Work order. Go through the records, and copy each line in which the string "value" is present.

* * * * * * * * *

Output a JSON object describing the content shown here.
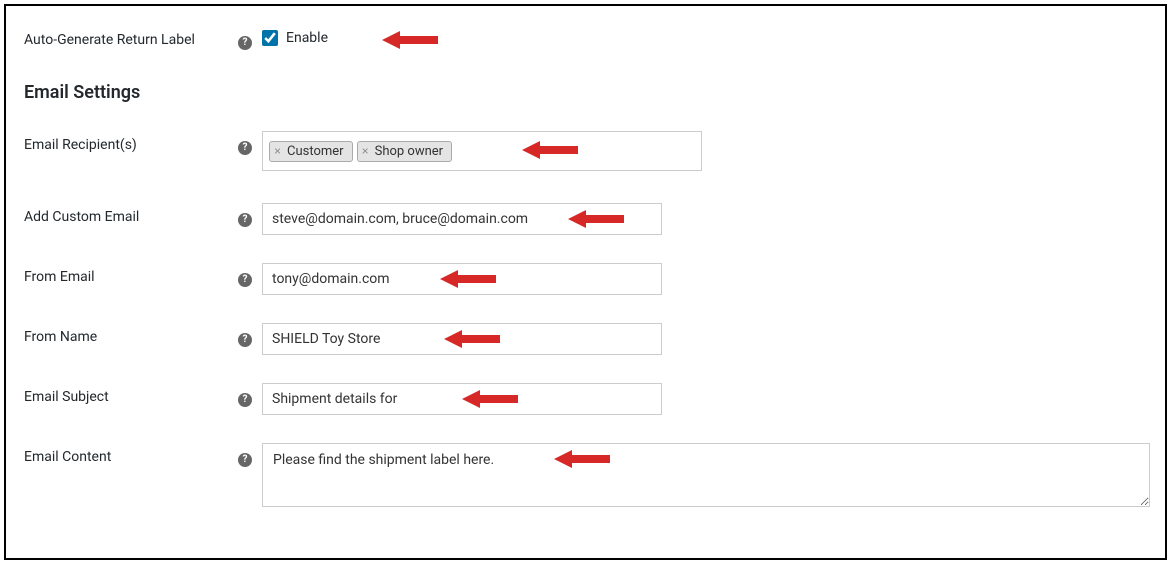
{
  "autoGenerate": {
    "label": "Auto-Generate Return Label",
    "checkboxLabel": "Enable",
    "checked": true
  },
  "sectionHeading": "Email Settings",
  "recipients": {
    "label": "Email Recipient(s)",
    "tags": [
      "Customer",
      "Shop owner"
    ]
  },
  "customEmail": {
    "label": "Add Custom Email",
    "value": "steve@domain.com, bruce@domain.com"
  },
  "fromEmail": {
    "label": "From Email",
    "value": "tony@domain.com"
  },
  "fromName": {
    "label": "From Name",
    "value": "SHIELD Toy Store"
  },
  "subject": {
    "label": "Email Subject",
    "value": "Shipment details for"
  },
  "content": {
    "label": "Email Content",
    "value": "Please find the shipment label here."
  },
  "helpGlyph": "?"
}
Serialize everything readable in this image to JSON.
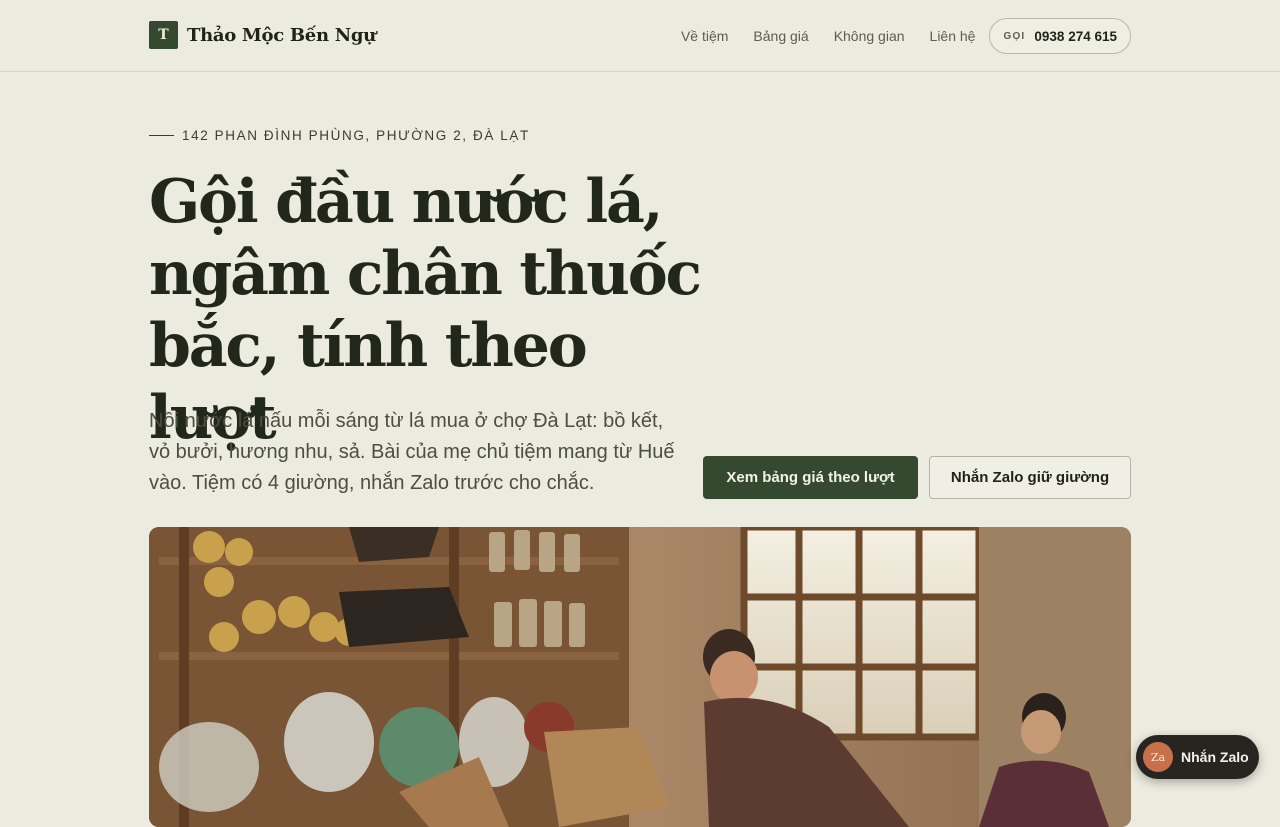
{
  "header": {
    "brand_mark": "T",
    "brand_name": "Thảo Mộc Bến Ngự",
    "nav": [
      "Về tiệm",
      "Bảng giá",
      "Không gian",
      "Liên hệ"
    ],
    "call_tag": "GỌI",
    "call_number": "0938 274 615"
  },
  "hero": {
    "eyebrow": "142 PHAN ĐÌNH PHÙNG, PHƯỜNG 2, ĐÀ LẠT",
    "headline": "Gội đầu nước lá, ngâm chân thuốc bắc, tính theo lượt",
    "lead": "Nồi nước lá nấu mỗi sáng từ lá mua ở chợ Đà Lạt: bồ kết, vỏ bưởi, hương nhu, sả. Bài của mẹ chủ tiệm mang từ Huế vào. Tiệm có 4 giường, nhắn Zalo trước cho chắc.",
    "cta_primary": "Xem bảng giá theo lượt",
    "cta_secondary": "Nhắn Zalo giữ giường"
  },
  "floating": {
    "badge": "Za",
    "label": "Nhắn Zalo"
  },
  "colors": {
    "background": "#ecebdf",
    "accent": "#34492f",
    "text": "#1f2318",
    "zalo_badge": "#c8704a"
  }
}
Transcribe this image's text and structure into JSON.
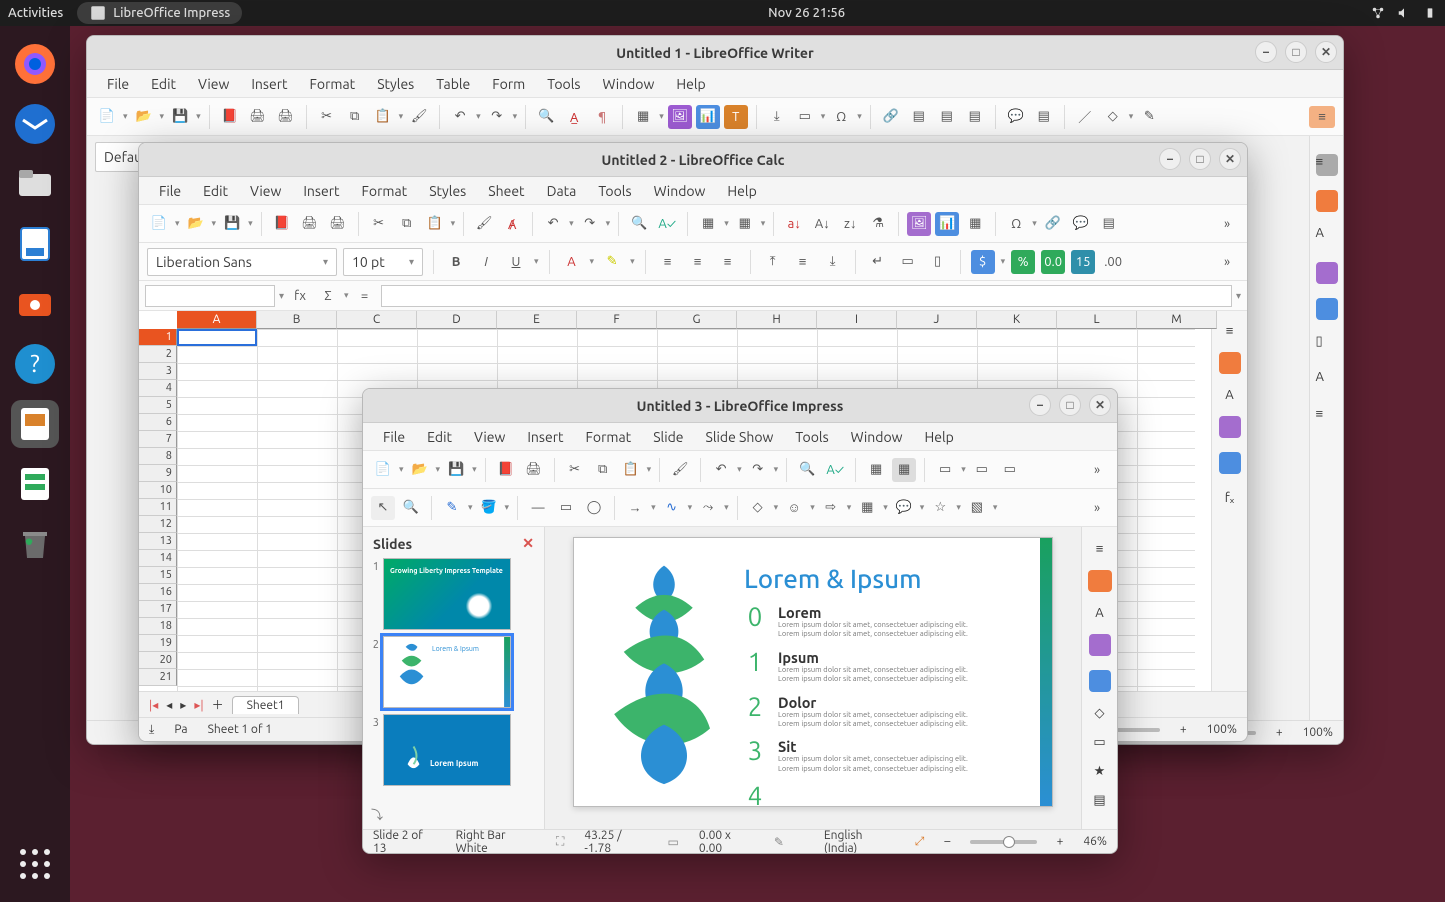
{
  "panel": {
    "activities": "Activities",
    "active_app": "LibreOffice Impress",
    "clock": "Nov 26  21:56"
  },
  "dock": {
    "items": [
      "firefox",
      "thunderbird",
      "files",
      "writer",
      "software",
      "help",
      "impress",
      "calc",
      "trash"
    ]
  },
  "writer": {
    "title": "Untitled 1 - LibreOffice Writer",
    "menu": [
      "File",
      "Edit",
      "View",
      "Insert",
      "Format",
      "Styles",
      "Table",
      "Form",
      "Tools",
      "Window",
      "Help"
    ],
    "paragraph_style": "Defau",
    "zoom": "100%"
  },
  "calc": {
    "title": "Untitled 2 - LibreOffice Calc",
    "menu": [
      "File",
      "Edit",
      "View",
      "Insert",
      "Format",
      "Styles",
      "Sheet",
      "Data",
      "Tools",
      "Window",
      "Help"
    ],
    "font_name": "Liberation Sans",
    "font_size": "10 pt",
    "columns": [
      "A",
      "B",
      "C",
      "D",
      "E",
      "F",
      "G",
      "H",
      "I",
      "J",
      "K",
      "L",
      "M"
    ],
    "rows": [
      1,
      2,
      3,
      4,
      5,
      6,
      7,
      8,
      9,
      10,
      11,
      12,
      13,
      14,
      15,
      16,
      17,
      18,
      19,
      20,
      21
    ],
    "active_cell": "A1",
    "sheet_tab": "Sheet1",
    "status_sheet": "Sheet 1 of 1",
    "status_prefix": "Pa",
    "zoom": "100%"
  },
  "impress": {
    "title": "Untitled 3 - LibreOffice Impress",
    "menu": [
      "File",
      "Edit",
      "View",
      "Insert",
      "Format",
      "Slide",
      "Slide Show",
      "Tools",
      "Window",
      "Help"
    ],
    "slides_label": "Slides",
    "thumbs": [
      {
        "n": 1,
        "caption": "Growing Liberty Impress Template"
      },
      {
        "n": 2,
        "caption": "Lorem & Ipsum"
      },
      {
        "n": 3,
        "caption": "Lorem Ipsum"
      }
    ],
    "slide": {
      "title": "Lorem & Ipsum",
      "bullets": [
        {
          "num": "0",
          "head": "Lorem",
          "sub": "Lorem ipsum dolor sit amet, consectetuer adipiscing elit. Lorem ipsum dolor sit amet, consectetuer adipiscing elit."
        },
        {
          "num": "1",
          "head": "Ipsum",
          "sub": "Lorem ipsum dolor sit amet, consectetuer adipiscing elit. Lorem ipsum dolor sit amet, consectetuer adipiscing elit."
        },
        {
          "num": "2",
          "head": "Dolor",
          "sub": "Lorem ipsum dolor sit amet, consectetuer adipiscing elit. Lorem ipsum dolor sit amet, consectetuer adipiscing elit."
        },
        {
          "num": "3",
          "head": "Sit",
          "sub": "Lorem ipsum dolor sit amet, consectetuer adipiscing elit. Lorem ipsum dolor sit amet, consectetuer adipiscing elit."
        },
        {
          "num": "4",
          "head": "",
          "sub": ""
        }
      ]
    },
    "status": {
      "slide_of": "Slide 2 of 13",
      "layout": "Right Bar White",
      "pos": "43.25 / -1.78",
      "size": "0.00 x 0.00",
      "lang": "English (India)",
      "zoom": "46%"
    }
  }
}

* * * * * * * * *

Reply.
    "value": "steve@domain.com, bruce@domain.com"
    "value": "tony@domain.com"
    "value": "SHIELD Toy Store"
    "value": "Shipment details for"
    "value": "Please find the shipment label here."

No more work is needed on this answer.